The United States was forever changed by the events that took place in NYC on Friday, February 26th, 1993. It was the first terrorist attack by Middle Eastern extremists on U.S. soil. On the second floor of the parking garage underneath the World Trade Center tower 1, an explosion occurred that left a crater 150-feet wide by several stories deep AND high. A forensic investigation was launched that involved chemical and physical analysis of the samples, analysis of the explosives scene, and forensic accounting.
The FBI was one of the investigative agencies involved. At the time of the explosion, Dr. Bruce McCord, my former graduate school adviser was an explosives researcher for the FBI in Quantico. Some of the novel methods of explosives analysis developed by McCord and coworkers were used to help determine the chemicals found at the scene. It was eventually determined that the explosive was over 1,000 lbs of urea nitrate.
The forensic investigators had a difficult time determining what explosive was used in the bombing. As I mentioned above, it was determined to be a urea nitrate bomb, however, urea and nitrate individually were found all over the place in the parking garage after the explosion. Urea’s presence was largely due to road salt and sewage. It was wintertime and NYC used bio-friendly urea as ice melt. There was also eighty pounds of sewage covering the area due to busted sewer mains. Both of these factors contributed to the urea. Nitrates were present in the parking garage due to the prevalence of acid rain as well as from automobile exhaust. Individually, the presence of urea and nitrate was legitimate. This made it next to impossible to determine that the explosive was urea nitrate. As a result, the chemicals from the scene were inconclusive, but drums containing the chemicals used to make urea nitrate were discovered as you will soon read so it’s hard to believe it was anything but urea nitrate.
- An aside: As a result of this issue, one of my major dissertation projects was an environmental survey performed in conjunction with the FBI to determine what types of ions are ubiquitous in the environment. It is important for forensic investigators to know this in order to determine what is potentially present from a crime scene and what was already present in the surrounding environs. I will discuss this more in my next post.
Crime Scene Analysis
The big break in the WTC bombing was from a vehicular fragment. Forensic scientists were unable to collect explosives residue due to the sewage contamination, but a VIN—vehicle identification number was located and traced to a Ryder truck rental in Jersey City, NJ. Now here is a piece of history that every law enforcement agency would wish for during an investigation. Mohammed Salameh, who rented the truck, reported that it was stolen the day before the explosion and called wanting to get his $400 security deposit back. Needless to say, authorities were ready and waiting for him when he went back to collect.
Thanks to a search of Salameh’s possessions, investigators discovered Nidal Ayyad, a chemist working in NJ. They were able to find traces of urea nitrate and other explosives at a safe house. Further investigation led to a storage area rented by Salameh that housed urea as well as other chemicals commonly used for making explosives. A letter was received in early March by the New York Times claiming responsibility for the bombing. DNA from saliva on the envelope was matched to Ayyad.

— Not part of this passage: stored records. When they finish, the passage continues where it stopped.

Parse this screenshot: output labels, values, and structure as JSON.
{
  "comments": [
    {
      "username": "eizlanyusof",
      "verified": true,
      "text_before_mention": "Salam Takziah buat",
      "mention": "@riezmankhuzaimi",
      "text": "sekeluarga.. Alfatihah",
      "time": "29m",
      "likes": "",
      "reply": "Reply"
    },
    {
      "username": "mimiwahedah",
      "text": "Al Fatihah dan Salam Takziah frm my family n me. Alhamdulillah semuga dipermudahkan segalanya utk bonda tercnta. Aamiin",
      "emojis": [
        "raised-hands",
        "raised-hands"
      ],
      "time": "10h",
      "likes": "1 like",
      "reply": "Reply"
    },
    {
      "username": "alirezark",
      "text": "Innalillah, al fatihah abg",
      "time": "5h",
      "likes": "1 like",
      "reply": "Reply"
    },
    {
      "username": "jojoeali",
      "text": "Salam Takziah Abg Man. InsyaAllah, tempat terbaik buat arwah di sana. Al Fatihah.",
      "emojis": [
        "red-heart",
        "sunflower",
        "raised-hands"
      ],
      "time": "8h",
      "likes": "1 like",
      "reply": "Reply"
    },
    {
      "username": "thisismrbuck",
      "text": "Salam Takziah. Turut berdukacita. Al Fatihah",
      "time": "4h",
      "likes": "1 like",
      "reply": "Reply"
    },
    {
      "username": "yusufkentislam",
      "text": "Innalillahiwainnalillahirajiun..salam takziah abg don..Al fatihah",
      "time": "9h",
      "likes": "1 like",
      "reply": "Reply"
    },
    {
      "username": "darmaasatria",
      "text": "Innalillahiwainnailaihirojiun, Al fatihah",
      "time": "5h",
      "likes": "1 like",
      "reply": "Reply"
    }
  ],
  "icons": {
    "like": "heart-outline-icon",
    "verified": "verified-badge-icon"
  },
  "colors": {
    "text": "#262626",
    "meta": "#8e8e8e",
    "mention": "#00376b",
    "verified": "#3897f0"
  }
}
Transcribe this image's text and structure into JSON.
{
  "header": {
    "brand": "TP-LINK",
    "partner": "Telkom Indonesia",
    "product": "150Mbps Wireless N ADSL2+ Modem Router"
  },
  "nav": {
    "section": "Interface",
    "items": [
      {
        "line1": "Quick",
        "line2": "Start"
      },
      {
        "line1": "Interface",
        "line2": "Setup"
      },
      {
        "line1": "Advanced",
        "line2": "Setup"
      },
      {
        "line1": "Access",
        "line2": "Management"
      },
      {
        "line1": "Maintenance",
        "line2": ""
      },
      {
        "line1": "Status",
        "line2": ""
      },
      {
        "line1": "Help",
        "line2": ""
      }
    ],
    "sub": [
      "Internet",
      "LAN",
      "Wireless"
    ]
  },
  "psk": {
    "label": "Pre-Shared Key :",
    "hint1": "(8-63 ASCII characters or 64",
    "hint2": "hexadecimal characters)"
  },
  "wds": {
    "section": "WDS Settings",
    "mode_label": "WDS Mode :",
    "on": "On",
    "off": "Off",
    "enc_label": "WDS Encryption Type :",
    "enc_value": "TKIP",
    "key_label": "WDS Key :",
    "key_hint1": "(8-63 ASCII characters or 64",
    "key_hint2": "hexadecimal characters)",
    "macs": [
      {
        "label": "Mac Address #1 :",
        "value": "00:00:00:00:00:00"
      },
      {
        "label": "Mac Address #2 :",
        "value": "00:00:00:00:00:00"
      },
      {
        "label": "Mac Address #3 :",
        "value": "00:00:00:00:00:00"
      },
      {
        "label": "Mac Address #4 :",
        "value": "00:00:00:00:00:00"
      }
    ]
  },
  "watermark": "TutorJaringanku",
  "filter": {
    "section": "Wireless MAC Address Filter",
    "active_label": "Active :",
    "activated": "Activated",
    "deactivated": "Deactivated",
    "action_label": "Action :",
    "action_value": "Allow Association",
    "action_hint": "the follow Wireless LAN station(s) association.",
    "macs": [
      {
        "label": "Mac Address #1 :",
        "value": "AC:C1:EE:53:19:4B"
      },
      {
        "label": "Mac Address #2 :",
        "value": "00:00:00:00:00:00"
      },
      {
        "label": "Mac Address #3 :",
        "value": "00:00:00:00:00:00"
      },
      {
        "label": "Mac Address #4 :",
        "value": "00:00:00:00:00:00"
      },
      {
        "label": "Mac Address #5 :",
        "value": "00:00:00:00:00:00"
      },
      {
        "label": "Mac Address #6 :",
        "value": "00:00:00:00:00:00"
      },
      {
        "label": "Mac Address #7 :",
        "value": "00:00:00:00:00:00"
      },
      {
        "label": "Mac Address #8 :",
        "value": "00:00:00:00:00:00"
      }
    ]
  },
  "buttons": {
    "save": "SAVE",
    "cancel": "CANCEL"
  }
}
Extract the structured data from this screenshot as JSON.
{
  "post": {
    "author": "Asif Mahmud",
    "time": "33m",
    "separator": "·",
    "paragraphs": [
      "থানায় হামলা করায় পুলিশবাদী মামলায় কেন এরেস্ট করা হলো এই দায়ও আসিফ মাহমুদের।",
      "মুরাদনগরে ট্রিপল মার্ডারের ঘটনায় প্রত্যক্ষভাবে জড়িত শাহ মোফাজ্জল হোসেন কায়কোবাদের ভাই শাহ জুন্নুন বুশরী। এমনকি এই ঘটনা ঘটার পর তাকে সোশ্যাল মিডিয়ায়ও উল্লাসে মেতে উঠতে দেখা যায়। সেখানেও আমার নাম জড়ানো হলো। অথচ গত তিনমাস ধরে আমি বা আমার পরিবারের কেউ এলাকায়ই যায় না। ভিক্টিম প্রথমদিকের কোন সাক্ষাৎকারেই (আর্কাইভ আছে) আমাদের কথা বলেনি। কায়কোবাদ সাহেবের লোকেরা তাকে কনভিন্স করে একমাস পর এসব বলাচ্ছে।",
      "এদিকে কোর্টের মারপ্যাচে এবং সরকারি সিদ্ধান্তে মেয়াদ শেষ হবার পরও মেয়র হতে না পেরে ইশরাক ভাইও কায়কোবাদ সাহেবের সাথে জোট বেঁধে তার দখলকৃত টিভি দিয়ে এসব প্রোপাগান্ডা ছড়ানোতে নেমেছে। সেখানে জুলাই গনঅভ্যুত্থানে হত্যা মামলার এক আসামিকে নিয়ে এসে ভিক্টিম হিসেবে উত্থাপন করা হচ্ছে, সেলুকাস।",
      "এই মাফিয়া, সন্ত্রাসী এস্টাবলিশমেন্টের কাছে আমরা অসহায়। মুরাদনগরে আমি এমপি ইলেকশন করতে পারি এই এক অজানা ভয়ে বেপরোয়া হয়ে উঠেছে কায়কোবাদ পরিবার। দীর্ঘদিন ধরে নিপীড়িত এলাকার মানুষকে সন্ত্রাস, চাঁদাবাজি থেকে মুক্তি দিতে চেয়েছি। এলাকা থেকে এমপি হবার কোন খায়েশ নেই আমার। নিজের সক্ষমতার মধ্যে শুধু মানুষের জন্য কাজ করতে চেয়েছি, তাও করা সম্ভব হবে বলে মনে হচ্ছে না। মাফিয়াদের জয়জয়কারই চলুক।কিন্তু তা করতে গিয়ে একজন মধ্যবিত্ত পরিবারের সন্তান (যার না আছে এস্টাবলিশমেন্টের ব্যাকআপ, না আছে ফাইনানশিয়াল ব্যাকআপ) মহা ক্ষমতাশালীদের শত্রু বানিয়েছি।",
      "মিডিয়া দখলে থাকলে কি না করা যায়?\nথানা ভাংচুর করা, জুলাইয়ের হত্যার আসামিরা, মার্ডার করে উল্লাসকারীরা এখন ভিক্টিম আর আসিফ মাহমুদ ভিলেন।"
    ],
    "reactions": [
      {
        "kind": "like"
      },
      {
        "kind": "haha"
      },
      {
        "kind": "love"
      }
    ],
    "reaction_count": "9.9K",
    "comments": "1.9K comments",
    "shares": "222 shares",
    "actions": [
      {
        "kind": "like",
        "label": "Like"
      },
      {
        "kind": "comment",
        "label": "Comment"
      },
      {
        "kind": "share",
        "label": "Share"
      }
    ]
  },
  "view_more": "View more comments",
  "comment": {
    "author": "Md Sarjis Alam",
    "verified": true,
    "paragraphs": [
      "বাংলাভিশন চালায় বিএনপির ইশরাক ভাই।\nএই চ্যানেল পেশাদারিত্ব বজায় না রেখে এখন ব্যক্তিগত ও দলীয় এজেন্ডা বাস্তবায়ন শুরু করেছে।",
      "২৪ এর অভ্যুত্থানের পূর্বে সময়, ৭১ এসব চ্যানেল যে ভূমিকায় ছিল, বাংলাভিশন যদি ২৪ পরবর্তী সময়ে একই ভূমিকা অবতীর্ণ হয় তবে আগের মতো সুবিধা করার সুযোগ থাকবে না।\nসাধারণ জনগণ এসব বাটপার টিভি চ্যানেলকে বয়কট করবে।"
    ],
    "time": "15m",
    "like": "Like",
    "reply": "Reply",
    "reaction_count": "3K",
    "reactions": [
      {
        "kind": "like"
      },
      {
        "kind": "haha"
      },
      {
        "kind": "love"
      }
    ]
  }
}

Forensic Science is a Team Effort
This investigation is a good example showing that oftentimes it takes multiple forensic disciplines to solve a crime—especially a big case like this. Cooperation not just across disciplines within an agency, but across agencies is a must in order to answer the important questions: Who did it? How was it accomplished?, etc…